We've made our own tonic waters in the past, and it's a fun experiment to try at home for those who love to tinker with mixology. But sourcing the cinchona bark - especially in small enough volumes to just make a couple of batches - was always a pain in the ... well, you know. So we decided to solve the problem - and are selling this is small packs, enough to make three batches of tonic water. Plus we're including our favorite DIY tonic water recipe. (Score!)
WHAT DO I GET:
You will receive 0.25 oz (7g) of cut and sifted Cinchona Bark, in a food-grade, resealable bag. (The volume is enough for three batches of tonic water with our recipe.) It comes with a suggested recipe for making your own tonic water, and all packed into a clear gift bag - a kind of mini DIY kit.
Please note: We have a limited supply, so once these are sold out, they're gone for the season. Send us an email if you would like to purchase this bark in bulk.
IS THIS A GOOD DIY PROJECT FOR ME?
Homemade tonic is really for hardcore bartender and mixologists types. Why? It takes hours to make and generally is going to cost more than going down to the liquor store for a bottle of tonic water - and it's going to be yellowish-brown instead of clear. The end result also won't taste exactly the same and the commercial brands - largely because you won't be using a quinine "flavor" that has been chemically synthesized in a lab. If that bothers you, then you're not going to enjoy this.
HOWEVER - the thing that's cool about making your own tonic water is this: You can play in the kitchen and create something amazing. You can be incredibly creative with the herbs, flowers, fruits and other flavors you introduce. Our recipe is heavier on the lemon and lime and lemongrass notes - because Patricia really likes that combination - but why not try orange and cinnamon? Or rose - or maybe ginger?
WHERE IS THE BARK FROM: The cinchona bark we use is sourced from Mexico, and packaged in our gluten- and nut-free commercially certified kitchen. The recipe is one I've honed over time. Please note: Cinchona bark is also known as Jesuit's Bark, Peruvian Bark, Quinine Bark and Red Cinchona.
GENERAL NOTES OF CAUTION:
Bitters are great, but too much quinine is not good for you. If you follow our recipe - or any other recipe - make sure you strain, strain, strain all of the bark solids out of your tonic syrup. DO NOT LEAVE THEM IN. You need to control the amount of natural quinine in your tonic – too much can be dangerous and build up in your system. (So go easy on how much homemade tonic syrup you drink.)

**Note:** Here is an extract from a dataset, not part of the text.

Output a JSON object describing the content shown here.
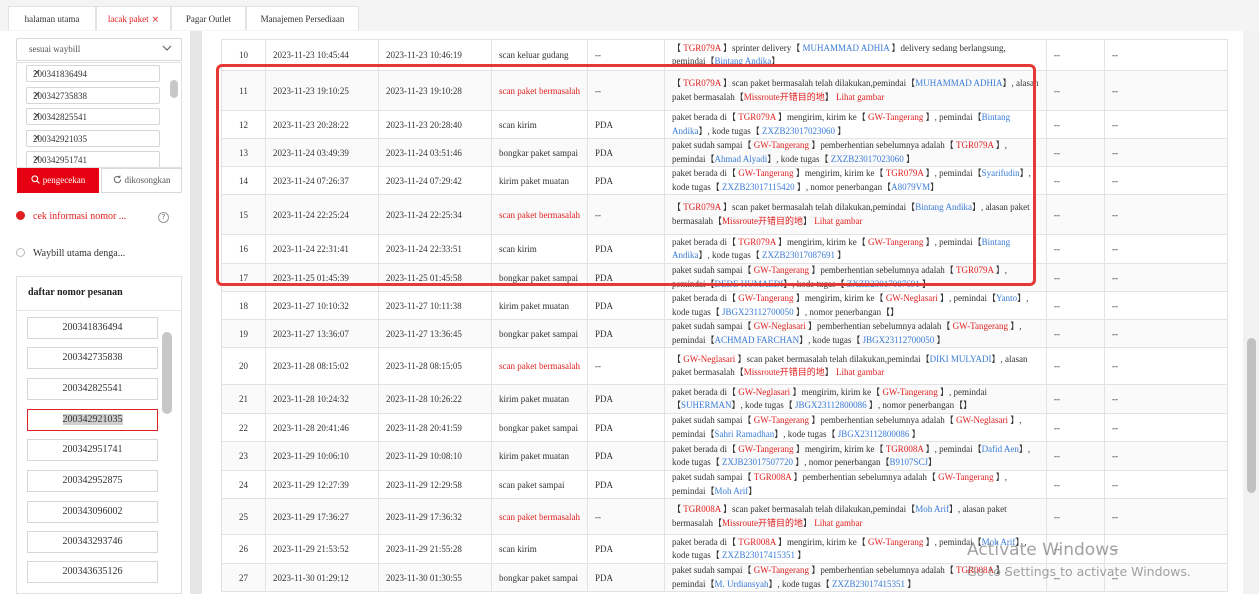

If you are testing recipes with homemade tonic, keep your samples small.
Here in the U.S., federal law allows cinchona in carbonated beverages as long as the content of quinine does not exceed 83ppm (21 CFR 172.510).